▶ [DATASET EXCERPTS]
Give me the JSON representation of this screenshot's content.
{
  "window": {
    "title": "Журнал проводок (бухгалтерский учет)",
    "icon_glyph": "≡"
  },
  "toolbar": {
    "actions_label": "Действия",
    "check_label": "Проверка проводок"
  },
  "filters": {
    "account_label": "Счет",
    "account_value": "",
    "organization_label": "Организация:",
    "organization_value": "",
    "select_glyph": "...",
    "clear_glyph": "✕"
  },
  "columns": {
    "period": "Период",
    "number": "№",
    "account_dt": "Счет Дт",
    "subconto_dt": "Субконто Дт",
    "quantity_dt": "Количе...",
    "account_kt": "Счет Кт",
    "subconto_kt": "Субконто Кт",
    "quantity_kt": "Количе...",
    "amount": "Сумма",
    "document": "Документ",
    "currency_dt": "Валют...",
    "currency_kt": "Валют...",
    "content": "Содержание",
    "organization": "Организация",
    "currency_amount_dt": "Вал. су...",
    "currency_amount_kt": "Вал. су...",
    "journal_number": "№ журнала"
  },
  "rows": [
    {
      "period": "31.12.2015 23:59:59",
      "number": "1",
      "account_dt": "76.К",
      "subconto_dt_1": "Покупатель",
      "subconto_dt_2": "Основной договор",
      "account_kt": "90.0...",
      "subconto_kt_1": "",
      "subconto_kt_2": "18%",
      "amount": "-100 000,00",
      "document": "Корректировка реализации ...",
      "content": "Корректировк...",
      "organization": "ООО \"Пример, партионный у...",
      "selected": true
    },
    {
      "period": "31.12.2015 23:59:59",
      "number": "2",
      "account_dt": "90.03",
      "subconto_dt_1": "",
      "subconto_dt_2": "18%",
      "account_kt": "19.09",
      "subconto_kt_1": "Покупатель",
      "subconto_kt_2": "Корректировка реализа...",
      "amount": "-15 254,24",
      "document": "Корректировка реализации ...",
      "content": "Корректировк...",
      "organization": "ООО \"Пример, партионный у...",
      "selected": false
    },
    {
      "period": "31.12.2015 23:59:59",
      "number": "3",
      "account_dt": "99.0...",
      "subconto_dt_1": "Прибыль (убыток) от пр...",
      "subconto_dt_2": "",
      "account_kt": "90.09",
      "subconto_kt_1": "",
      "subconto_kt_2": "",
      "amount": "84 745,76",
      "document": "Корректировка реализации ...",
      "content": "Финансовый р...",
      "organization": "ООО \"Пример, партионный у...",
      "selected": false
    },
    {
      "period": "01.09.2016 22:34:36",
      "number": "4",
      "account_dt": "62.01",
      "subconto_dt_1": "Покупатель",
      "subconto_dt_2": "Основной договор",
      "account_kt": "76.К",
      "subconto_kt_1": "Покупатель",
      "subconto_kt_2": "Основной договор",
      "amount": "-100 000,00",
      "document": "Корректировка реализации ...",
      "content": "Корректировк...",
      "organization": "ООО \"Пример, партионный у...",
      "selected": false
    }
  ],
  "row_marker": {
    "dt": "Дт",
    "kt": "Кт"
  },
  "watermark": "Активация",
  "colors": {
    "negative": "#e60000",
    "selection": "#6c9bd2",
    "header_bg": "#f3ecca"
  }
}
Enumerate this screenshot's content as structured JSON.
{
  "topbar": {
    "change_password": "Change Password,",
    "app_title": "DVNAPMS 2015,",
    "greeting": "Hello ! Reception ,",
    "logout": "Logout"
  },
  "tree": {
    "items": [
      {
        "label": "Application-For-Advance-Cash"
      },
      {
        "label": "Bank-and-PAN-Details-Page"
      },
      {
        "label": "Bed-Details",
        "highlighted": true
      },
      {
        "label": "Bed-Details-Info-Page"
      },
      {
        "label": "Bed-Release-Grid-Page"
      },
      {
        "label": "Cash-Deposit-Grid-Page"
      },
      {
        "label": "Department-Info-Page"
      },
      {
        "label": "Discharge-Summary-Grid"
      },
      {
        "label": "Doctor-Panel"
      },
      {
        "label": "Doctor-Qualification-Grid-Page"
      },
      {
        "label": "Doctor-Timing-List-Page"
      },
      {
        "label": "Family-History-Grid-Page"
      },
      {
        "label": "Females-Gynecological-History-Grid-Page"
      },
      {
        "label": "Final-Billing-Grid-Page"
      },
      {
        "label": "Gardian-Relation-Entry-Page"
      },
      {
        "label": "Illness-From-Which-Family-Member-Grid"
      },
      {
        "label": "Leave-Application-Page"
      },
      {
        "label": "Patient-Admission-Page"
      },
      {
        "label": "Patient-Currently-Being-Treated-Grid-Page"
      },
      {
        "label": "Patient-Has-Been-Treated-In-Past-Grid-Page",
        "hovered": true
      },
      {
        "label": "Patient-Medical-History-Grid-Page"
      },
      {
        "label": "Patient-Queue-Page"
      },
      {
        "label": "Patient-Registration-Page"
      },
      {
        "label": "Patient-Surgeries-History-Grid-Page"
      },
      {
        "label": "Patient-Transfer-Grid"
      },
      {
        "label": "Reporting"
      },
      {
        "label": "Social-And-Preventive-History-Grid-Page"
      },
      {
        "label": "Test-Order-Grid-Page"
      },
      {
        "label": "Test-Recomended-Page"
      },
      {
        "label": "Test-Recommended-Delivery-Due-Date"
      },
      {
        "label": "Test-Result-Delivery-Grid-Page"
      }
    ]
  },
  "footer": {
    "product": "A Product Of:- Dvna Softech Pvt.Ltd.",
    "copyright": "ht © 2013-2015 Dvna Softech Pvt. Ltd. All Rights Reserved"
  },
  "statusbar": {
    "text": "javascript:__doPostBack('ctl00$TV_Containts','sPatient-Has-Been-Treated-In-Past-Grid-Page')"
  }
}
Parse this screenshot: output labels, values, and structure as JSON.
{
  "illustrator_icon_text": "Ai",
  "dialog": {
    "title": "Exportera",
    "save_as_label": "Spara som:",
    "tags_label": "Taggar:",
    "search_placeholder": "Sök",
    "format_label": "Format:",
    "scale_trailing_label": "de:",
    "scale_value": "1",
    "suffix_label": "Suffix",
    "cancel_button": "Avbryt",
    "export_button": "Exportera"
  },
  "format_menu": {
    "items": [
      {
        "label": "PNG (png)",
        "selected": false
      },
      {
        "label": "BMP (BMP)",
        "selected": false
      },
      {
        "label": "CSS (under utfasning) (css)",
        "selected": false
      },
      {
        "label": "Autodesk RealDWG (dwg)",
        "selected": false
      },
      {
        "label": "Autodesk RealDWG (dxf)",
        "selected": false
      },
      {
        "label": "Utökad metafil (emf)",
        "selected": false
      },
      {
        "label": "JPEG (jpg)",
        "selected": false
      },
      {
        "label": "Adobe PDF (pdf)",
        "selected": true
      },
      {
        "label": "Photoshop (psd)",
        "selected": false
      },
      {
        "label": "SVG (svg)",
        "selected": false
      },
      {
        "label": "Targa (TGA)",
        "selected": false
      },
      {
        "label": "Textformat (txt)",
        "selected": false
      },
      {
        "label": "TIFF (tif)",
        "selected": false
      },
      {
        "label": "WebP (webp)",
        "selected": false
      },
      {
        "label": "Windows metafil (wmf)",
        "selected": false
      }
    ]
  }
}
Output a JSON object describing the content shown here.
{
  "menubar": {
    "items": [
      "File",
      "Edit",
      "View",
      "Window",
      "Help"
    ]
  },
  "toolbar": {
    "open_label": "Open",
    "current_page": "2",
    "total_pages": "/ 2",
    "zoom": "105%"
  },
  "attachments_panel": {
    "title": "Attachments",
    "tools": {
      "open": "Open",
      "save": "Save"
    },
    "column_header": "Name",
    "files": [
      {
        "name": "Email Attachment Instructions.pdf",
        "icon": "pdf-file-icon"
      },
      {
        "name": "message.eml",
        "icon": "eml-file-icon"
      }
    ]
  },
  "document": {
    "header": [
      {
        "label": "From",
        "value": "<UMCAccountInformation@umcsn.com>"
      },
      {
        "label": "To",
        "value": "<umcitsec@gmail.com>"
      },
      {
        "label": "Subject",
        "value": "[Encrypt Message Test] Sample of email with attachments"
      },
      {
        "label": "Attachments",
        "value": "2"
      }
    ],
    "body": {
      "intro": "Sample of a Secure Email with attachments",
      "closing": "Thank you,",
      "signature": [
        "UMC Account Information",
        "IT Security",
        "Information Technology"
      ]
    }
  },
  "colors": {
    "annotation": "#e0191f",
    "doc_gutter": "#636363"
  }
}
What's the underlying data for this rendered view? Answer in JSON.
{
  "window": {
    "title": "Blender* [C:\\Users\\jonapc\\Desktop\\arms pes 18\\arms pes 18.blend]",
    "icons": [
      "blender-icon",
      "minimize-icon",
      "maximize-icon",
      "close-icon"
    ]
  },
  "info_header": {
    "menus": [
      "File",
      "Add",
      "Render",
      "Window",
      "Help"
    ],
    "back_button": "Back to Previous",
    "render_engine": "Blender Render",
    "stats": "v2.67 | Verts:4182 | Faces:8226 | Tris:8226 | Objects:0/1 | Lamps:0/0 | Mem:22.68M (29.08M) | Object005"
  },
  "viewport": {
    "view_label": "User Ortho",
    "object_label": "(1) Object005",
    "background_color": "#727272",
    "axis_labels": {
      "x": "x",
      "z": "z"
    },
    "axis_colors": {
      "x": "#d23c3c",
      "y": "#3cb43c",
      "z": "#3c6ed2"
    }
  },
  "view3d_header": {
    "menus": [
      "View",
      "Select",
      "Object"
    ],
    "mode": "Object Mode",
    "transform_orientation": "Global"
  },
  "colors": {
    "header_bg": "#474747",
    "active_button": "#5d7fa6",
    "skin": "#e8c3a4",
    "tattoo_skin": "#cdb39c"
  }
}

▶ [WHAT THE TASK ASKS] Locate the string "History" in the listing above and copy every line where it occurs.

▶ [TASK ANSWER]
        "label": "Family-History-Grid-Page"
        "label": "Females-Gynecological-History-Grid-Page"
        "label": "Patient-Medical-History-Grid-Page"
        "label": "Patient-Surgeries-History-Grid-Page"
        "label": "Social-And-Preventive-History-Grid-Page"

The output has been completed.